Wavves - Set Your LIFE to MUSIC Featuring Wavves @ The Boulevard Pool At The Cosmopolitan (Cover Artwork)


Set Your LIFE to MUSIC Featuring Wavves @ The Boulevard Pool At The Cosmopolitan (2013)

live show

Somebody between Live Nation and the Cosmopolitan Hotel dreamed up a quirky "Set Your Life to Music" concert series that will see artists like Blink-182 and Minus the Bear perform in a ‘backyard setting' atop the high-rise's Boulevard pool deck, which provides the atmosphere, grandeur, and all of the allure that is distinctly incumbent to Las Vegas. Despite the premature and untimely death of Jay Reatard, Stephen Pope and Billy Hayes had aleady defected to Nathan Williams' Wavves, which in turn brought the band to maturity through the release of 2010's critically acclaimed King of the Beach. Although the Pope-Hayes partnership once again proved magical, Williams' continuing inability to maintain a steady drummer saw the departure of Hayes for Jacob Cooper, leaving Pope to singly corral Williams to greater heights and greatness during Wavves 2013 album Afraid of Heights. Although categorically surf-rock, the punx aesthetic of the band lends itself beyond the self-identification as such, and the group seems a Fest performance from orgcore-demigod-status.
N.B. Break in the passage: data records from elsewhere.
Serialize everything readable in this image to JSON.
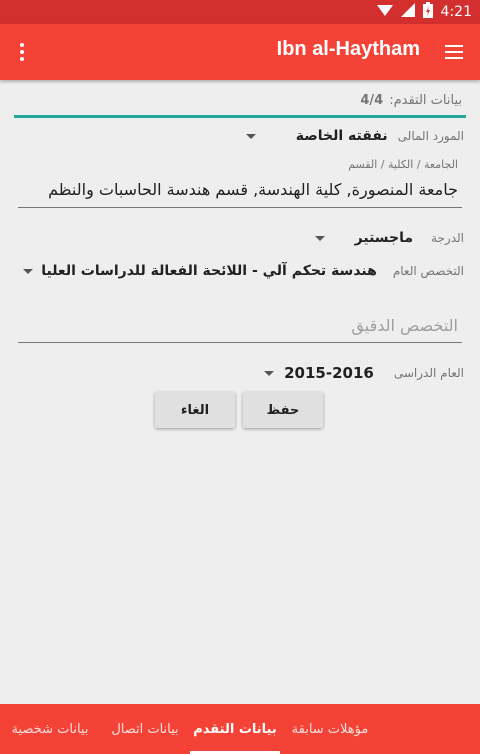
{
  "status_bar": {
    "time": "4:21"
  },
  "app_bar": {
    "title": "Ibn al-Haytham"
  },
  "progress": {
    "label": "بيانات التقدم:",
    "value": "4/4"
  },
  "form": {
    "funding": {
      "label": "المورد المالى",
      "value": "نفقته الخاصة"
    },
    "university": {
      "label": "الجامعة / الكلية / القسم",
      "value": "جامعة المنصورة, كلية الهندسة, قسم هندسة الحاسبات والنظم"
    },
    "degree": {
      "label": "الدرجة",
      "value": "ماجستير"
    },
    "general_spec": {
      "label": "التخصص العام",
      "value": "هندسة تحكم آلي - اللائحة الفعالة للدراسات العليا"
    },
    "precise_spec": {
      "placeholder": "التخصص الدقيق"
    },
    "academic_year": {
      "label": "العام الدراسى",
      "value": "2015-2016"
    }
  },
  "actions": {
    "save": "حفظ",
    "cancel": "الغاء"
  },
  "bottom_tabs": [
    "بيانات شخصية",
    "بيانات اتصال",
    "بيانات التقدم",
    "مؤهلات سابقة"
  ],
  "colors": {
    "primary": "#f44336",
    "status_bar": "#d32f2f",
    "accent": "#26a69a"
  }
}
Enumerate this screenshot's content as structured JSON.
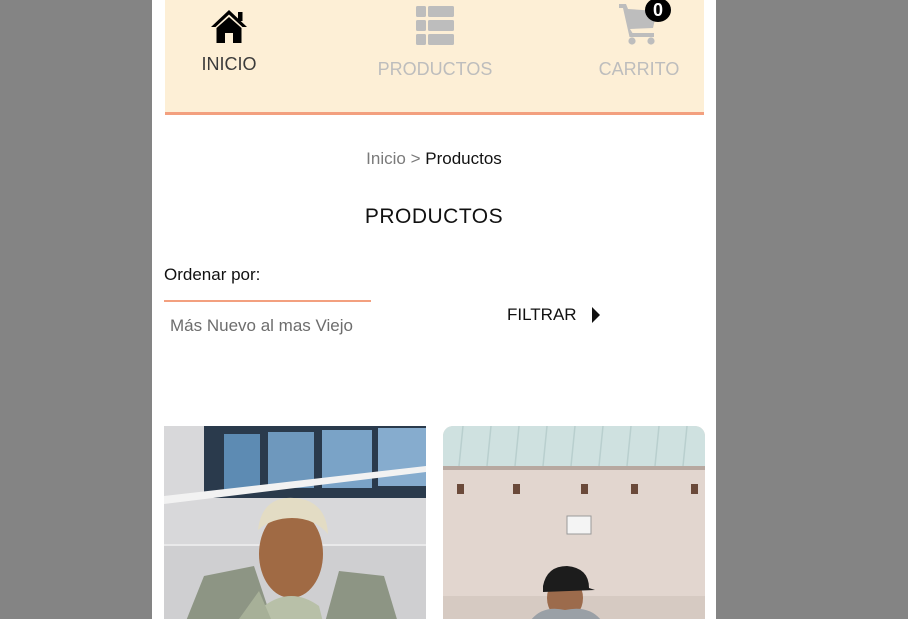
{
  "nav": {
    "items": [
      {
        "label": "INICIO",
        "icon": "home-icon",
        "active": true
      },
      {
        "label": "PRODUCTOS",
        "icon": "grid-list-icon",
        "active": false
      },
      {
        "label": "CARRITO",
        "icon": "shopping-cart-icon",
        "active": false
      }
    ],
    "cart_count": "0",
    "accent_color": "#f3a07f",
    "background_color": "#fdefd6"
  },
  "breadcrumb": {
    "home": "Inicio",
    "separator": ">",
    "current": "Productos"
  },
  "page": {
    "title": "PRODUCTOS"
  },
  "sort": {
    "label": "Ordenar por:",
    "selected": "Más Nuevo al mas Viejo"
  },
  "filter": {
    "label": "FILTRAR",
    "icon": "caret-right-icon"
  },
  "products": [
    {
      "image": "product-photo"
    },
    {
      "image": "product-photo"
    }
  ]
}
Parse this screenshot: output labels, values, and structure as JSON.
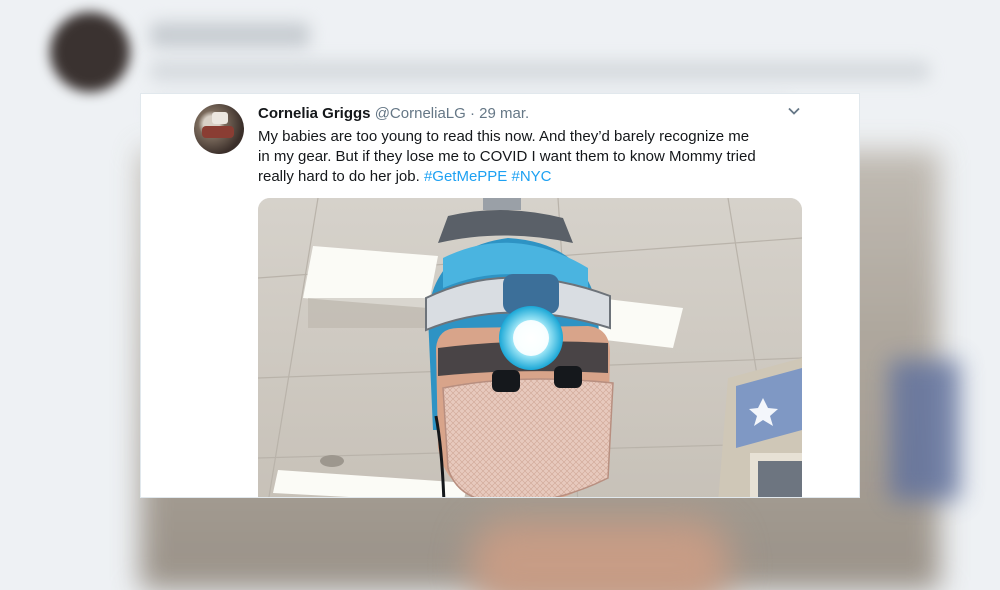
{
  "tweet": {
    "author_name": "Cornelia Griggs",
    "handle": "@CorneliaLG",
    "separator": "·",
    "date": "29 mar.",
    "text_lines": [
      "My babies are too young to read this now. And they’d barely recognize me",
      "in my gear. But if they lose me to COVID I want them to know Mommy tried",
      "really hard to do her job."
    ],
    "hashtags": [
      "#GetMePPE",
      "#NYC"
    ],
    "menu_icon": "chevron-down-icon",
    "photo_description_icon": "photo"
  },
  "colors": {
    "link": "#1da1f2",
    "text": "#14171a",
    "muted": "#657786",
    "light_blue": "#55dfff"
  }
}
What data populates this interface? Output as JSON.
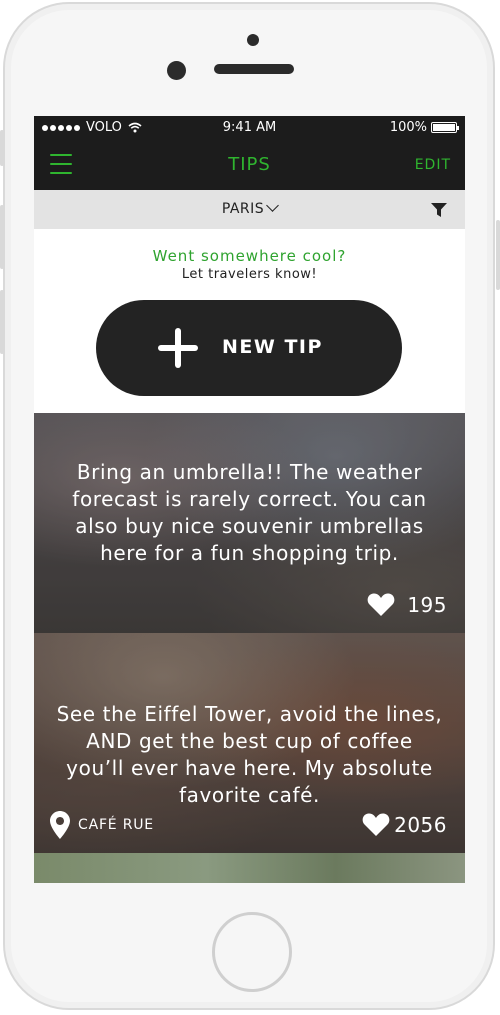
{
  "status_bar": {
    "carrier": "VOLO",
    "time": "9:41 AM",
    "battery": "100%"
  },
  "nav": {
    "title": "TIPS",
    "edit_label": "EDIT"
  },
  "filter": {
    "city": "PARIS"
  },
  "prompt": {
    "headline": "Went somewhere cool?",
    "subline": "Let travelers know!"
  },
  "new_tip": {
    "label": "NEW TIP"
  },
  "tips": [
    {
      "text": "Bring an umbrella!! The weather forecast is rarely correct. You can also buy nice souvenir umbrellas here for a fun shopping trip.",
      "likes": "195"
    },
    {
      "text": "See the Eiffel Tower, avoid the lines, AND get the best cup of coffee you’ll ever have here. My absolute favorite café.",
      "likes": "2056",
      "location": "CAFÉ RUE"
    }
  ],
  "colors": {
    "accent": "#2fb52f",
    "nav_bg": "#1c1c1c",
    "button_bg": "#232323"
  },
  "icons": [
    "hamburger-icon",
    "chevron-down-icon",
    "filter-icon",
    "plus-icon",
    "heart-icon",
    "location-pin-icon",
    "wifi-icon",
    "battery-icon"
  ]
}
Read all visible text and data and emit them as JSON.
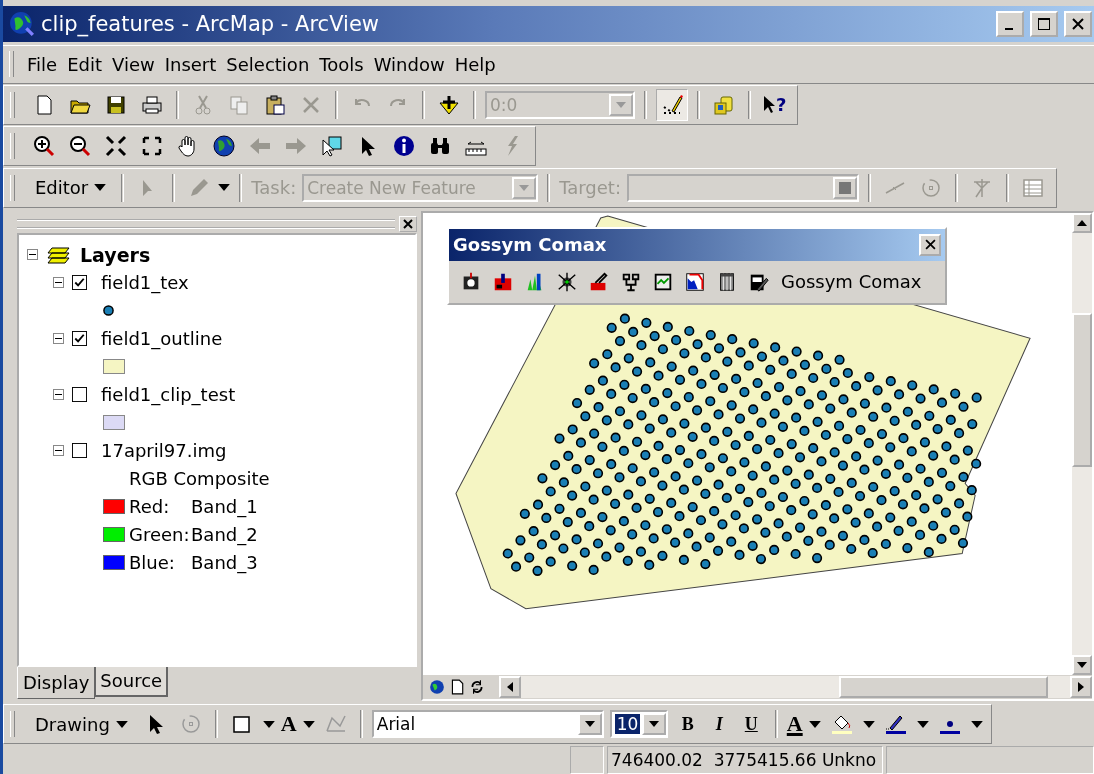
{
  "window": {
    "title": "clip_features - ArcMap - ArcView"
  },
  "menu": [
    "File",
    "Edit",
    "View",
    "Insert",
    "Selection",
    "Tools",
    "Window",
    "Help"
  ],
  "standard_toolbar": {
    "scale_value": "0:0",
    "scale_disabled": true,
    "help_mark": "?"
  },
  "editor_toolbar": {
    "label": "Editor",
    "task_label": "Task:",
    "task_value": "Create New Feature",
    "target_label": "Target:",
    "disabled": true
  },
  "table_of_contents": {
    "title": "Layers",
    "expanded": true,
    "layers": [
      {
        "name": "field1_tex",
        "checked": true,
        "expanded": true,
        "legend": {
          "kind": "point",
          "color": "#1a7fb5"
        }
      },
      {
        "name": "field1_outline",
        "checked": true,
        "expanded": true,
        "legend": {
          "kind": "fill",
          "color": "#f5f5c3"
        }
      },
      {
        "name": "field1_clip_test",
        "checked": false,
        "expanded": true,
        "legend": {
          "kind": "fill",
          "color": "#dcdaf5"
        }
      },
      {
        "name": "17april97.img",
        "checked": false,
        "expanded": true,
        "legend": {
          "kind": "raster",
          "title": "RGB Composite",
          "bands": [
            {
              "channel": "Red:",
              "band": "Band_1",
              "color": "#ff0000"
            },
            {
              "channel": "Green:",
              "band": "Band_2",
              "color": "#00ee00"
            },
            {
              "channel": "Blue:",
              "band": "Band_3",
              "color": "#0000ff"
            }
          ]
        }
      }
    ]
  },
  "toc_tabs": [
    {
      "label": "Display",
      "selected": true
    },
    {
      "label": "Source",
      "selected": false
    }
  ],
  "floating_toolbar": {
    "title": "Gossym Comax",
    "button_label": "Gossym Comax"
  },
  "drawing_toolbar": {
    "label": "Drawing",
    "text_tool": "A",
    "font": "Arial",
    "font_size": "10",
    "styles": [
      "B",
      "I",
      "U"
    ],
    "font_color": "A"
  },
  "status_bar": {
    "coordinates": "746400.02  3775415.66 Unkno"
  }
}
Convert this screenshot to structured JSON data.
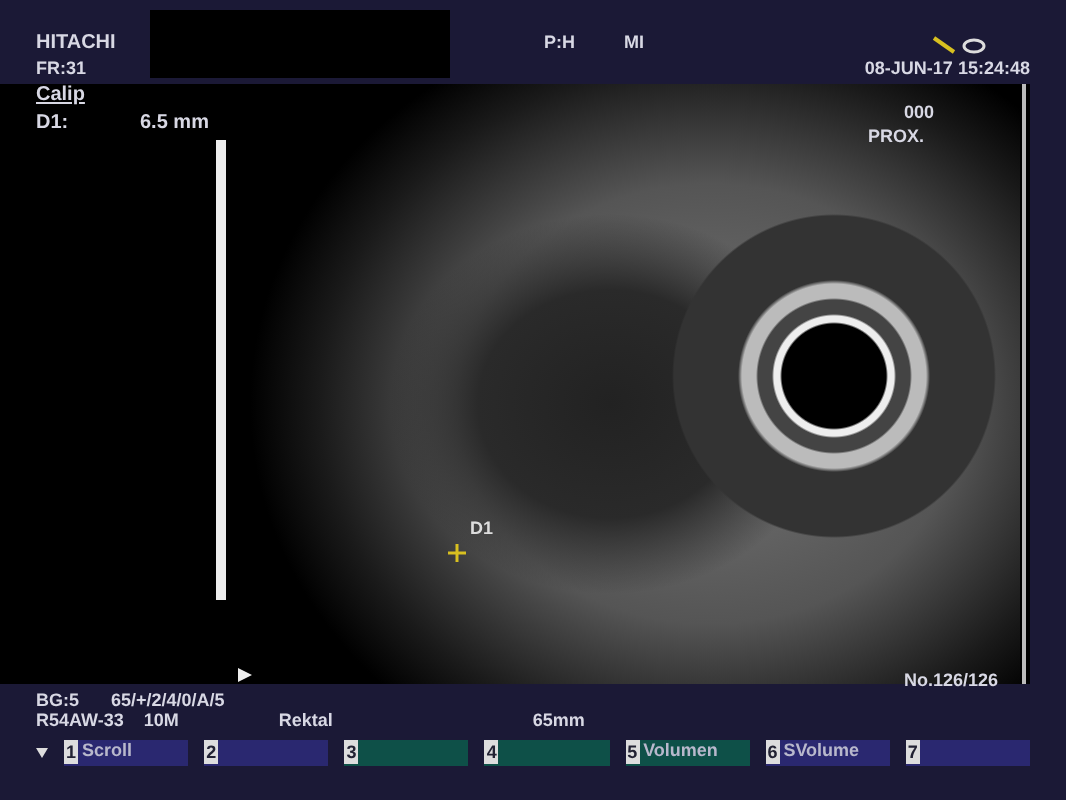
{
  "header": {
    "brand": "HITACHI",
    "frame_rate": "FR:31",
    "power": "P:H",
    "index": "MI",
    "date": "08-JUN-17",
    "time": "15:24:48"
  },
  "image": {
    "tool": "Calip",
    "measurement_label": "D1:",
    "measurement_value": "6.5 mm",
    "caliper_label": "D1",
    "position_code": "000",
    "position": "PROX.",
    "frame_counter": "No.126/126"
  },
  "info": {
    "line_1": [
      "BG:5",
      "65/+/2/4/0/A/5"
    ],
    "line_2": [
      "R54AW-33",
      "10M",
      "Rektal",
      "65mm"
    ]
  },
  "soft_keys": [
    {
      "number": "1",
      "label": "Scroll",
      "color": "#2a2870"
    },
    {
      "number": "2",
      "color": "#2a2870"
    },
    {
      "number": "3",
      "color": "#0e5048"
    },
    {
      "number": "4",
      "color": "#0e5048"
    },
    {
      "number": "5",
      "label": "Volumen",
      "color": "#0e5048"
    },
    {
      "number": "6",
      "label": "SVolume",
      "color": "#2a2870"
    },
    {
      "number": "7",
      "color": "#2a2870"
    }
  ]
}
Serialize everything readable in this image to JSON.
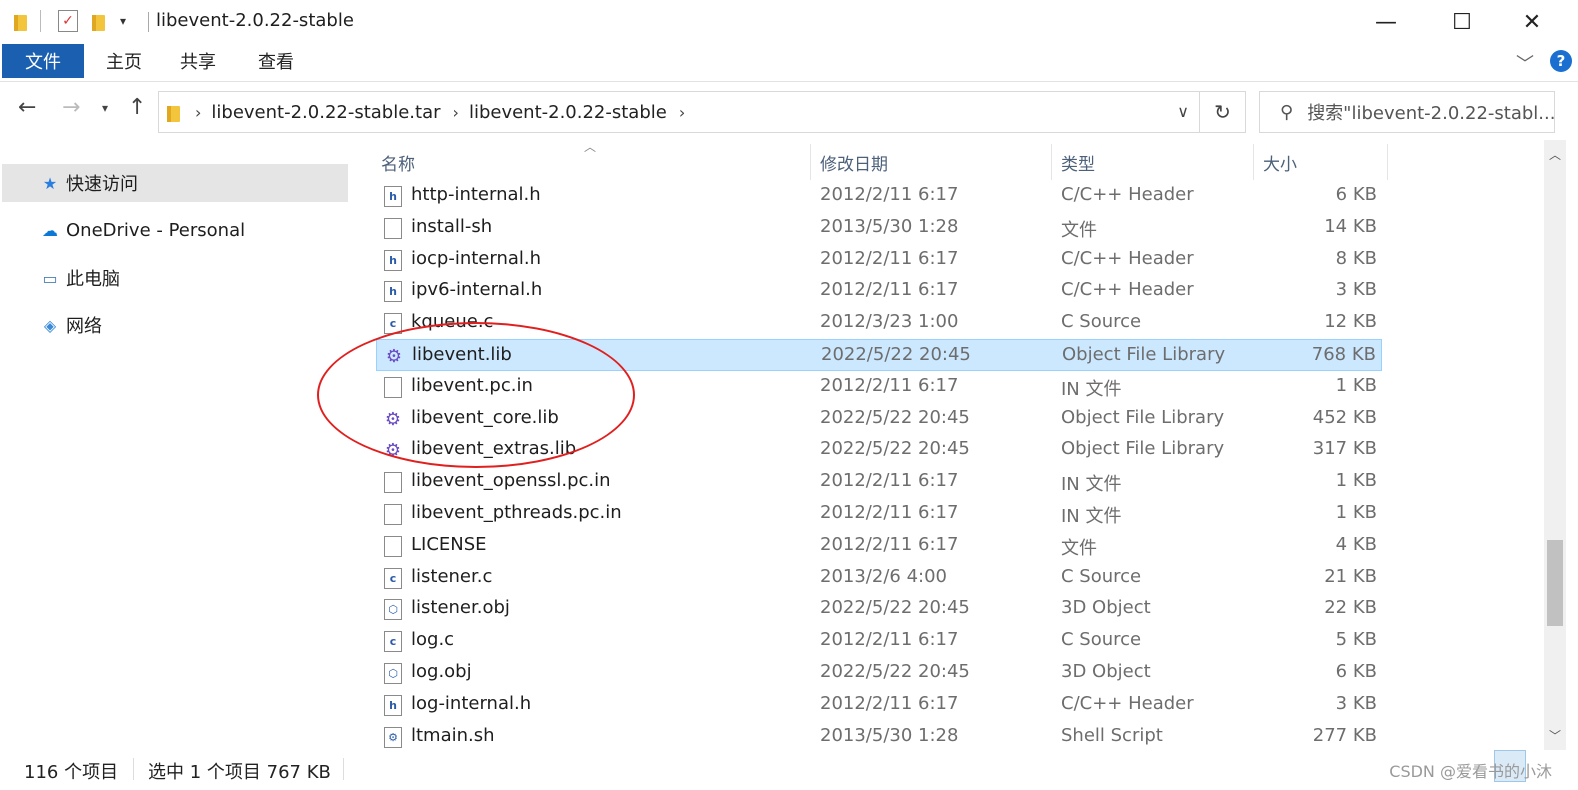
{
  "window": {
    "title": "libevent-2.0.22-stable",
    "minimize_glyph": "—",
    "maximize_glyph": "☐",
    "close_glyph": "✕"
  },
  "ribbon": {
    "tabs": [
      "文件",
      "主页",
      "共享",
      "查看"
    ],
    "help": "?"
  },
  "address": {
    "crumbs": [
      "libevent-2.0.22-stable.tar",
      "libevent-2.0.22-stable"
    ],
    "search_placeholder": "搜索\"libevent-2.0.22-stabl..."
  },
  "nav": {
    "items": [
      "快速访问",
      "OneDrive - Personal",
      "此电脑",
      "网络"
    ]
  },
  "columns": {
    "name": "名称",
    "date": "修改日期",
    "type": "类型",
    "size": "大小"
  },
  "files": [
    {
      "name": "http-internal.h",
      "date": "2012/2/11 6:17",
      "type": "C/C++ Header",
      "size": "6 KB",
      "icon": "h-file-icon"
    },
    {
      "name": "install-sh",
      "date": "2013/5/30 1:28",
      "type": "文件",
      "size": "14 KB",
      "icon": "file-icon"
    },
    {
      "name": "iocp-internal.h",
      "date": "2012/2/11 6:17",
      "type": "C/C++ Header",
      "size": "8 KB",
      "icon": "h-file-icon"
    },
    {
      "name": "ipv6-internal.h",
      "date": "2012/2/11 6:17",
      "type": "C/C++ Header",
      "size": "3 KB",
      "icon": "h-file-icon"
    },
    {
      "name": "kqueue.c",
      "date": "2012/3/23 1:00",
      "type": "C Source",
      "size": "12 KB",
      "icon": "c-file-icon"
    },
    {
      "name": "libevent.lib",
      "date": "2022/5/22 20:45",
      "type": "Object File Library",
      "size": "768 KB",
      "icon": "lib-file-icon",
      "selected": true
    },
    {
      "name": "libevent.pc.in",
      "date": "2012/2/11 6:17",
      "type": "IN 文件",
      "size": "1 KB",
      "icon": "file-icon"
    },
    {
      "name": "libevent_core.lib",
      "date": "2022/5/22 20:45",
      "type": "Object File Library",
      "size": "452 KB",
      "icon": "lib-file-icon"
    },
    {
      "name": "libevent_extras.lib",
      "date": "2022/5/22 20:45",
      "type": "Object File Library",
      "size": "317 KB",
      "icon": "lib-file-icon"
    },
    {
      "name": "libevent_openssl.pc.in",
      "date": "2012/2/11 6:17",
      "type": "IN 文件",
      "size": "1 KB",
      "icon": "file-icon"
    },
    {
      "name": "libevent_pthreads.pc.in",
      "date": "2012/2/11 6:17",
      "type": "IN 文件",
      "size": "1 KB",
      "icon": "file-icon"
    },
    {
      "name": "LICENSE",
      "date": "2012/2/11 6:17",
      "type": "文件",
      "size": "4 KB",
      "icon": "file-icon"
    },
    {
      "name": "listener.c",
      "date": "2013/2/6 4:00",
      "type": "C Source",
      "size": "21 KB",
      "icon": "c-file-icon"
    },
    {
      "name": "listener.obj",
      "date": "2022/5/22 20:45",
      "type": "3D Object",
      "size": "22 KB",
      "icon": "obj-file-icon"
    },
    {
      "name": "log.c",
      "date": "2012/2/11 6:17",
      "type": "C Source",
      "size": "5 KB",
      "icon": "c-file-icon"
    },
    {
      "name": "log.obj",
      "date": "2022/5/22 20:45",
      "type": "3D Object",
      "size": "6 KB",
      "icon": "obj-file-icon"
    },
    {
      "name": "log-internal.h",
      "date": "2012/2/11 6:17",
      "type": "C/C++ Header",
      "size": "3 KB",
      "icon": "h-file-icon"
    },
    {
      "name": "ltmain.sh",
      "date": "2013/5/30 1:28",
      "type": "Shell Script",
      "size": "277 KB",
      "icon": "sh-file-icon"
    }
  ],
  "status": {
    "count": "116 个项目",
    "selection": "选中 1 个项目  767 KB",
    "watermark": "CSDN @爱看书的小沐"
  }
}
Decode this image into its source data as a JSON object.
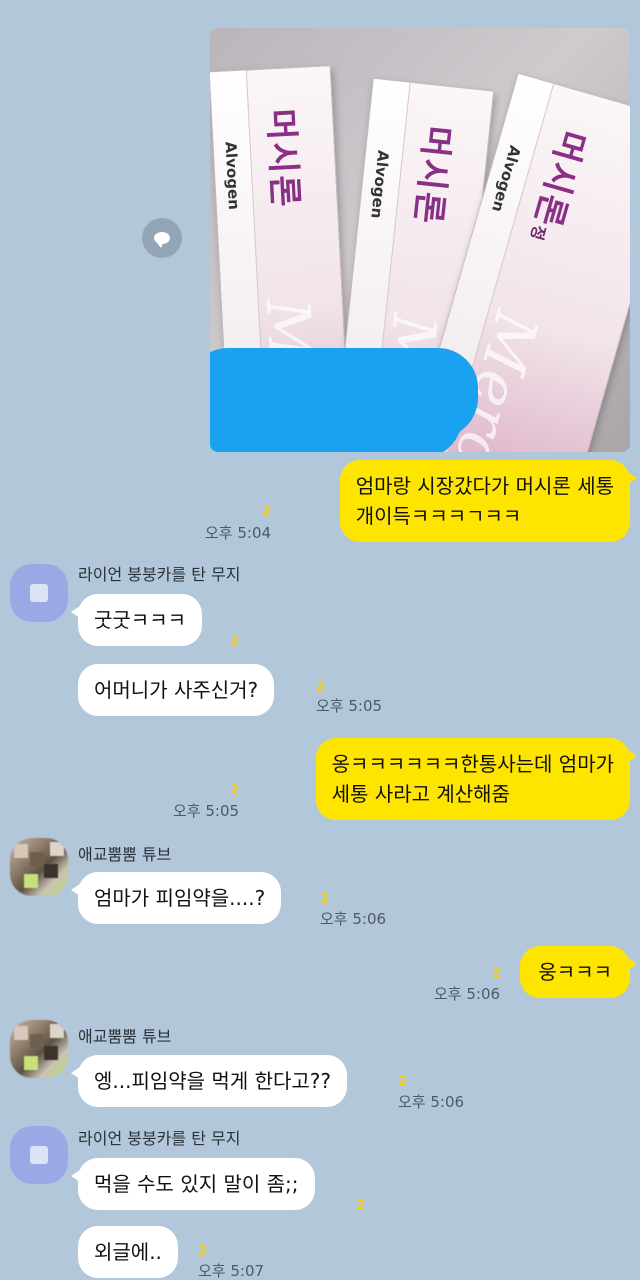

An admittedly outrageous description for a Billboard-charting, Pitchfork sucking indie rock band high atop Sin City's strip–flush with camera crews, hipsters, megatrons, and multinational corporate sponsors–Wavves played up the extraordinary situation as the ‘worst show ever,' offering amazing self-deprecating dialogue, disgusting facial close-ups (via megatron), and an onstage-largeframe-finger-down-the-throat-puke by frontman Williams. Furthermore, this energy, showmanship, and song selection was and is a surefire route to a cementing within American underground culture–if not a downright ticket into the mainstream that demonstrates the band's ability to transcend a shtick or trendy sound through performance and ability, rather than the typical obscurity-based-propulsion-and-implosion in which the indie rock world bases its entire appeal and existence.

In particular, Wavves aren't ashamed of why people like them–and rather than hold out and fight back, Williams & Co. embrace it, first firing off hits from King of the Beach before meandering into new material and the obligatory new album push. The group interacted casually with the audience, without the self-importance that the stage and situation dictated, truly becoming a band of the people and performing pragmatic crowd work. To this effect, Wavves were candid and upfront about their ability and desire to play only fifteen songs, in addition to short-lived, fuck-off renditions of "Closing Time," banter regarding Ben Weasel, and a Tim Kasher-esque wit that had Williams saying, "ask me anything"–to which he replied, "shit–whoah–nevermind!"–seemingly taken aback by the depth of Wavves' fan base's intimate knowledge and/or thirst for shocking gossip.

Throughout a deluge of over-hyped and under-performing pieces of shit–the musical hallmark of the twenty-tens–an acceleration of the immediate dismissal, contempt for, and mockery of contemporary culture occurs. But, it all seems worth it while watching Wavves.

Set List:
King of the Beach
Super Soaker
New Song
Post Acid
Friends Were Gone
Linus Spacehead
Demon to Lean On
Beat Me Up
100% (Cover)
Sail to the Sun
Green Eyes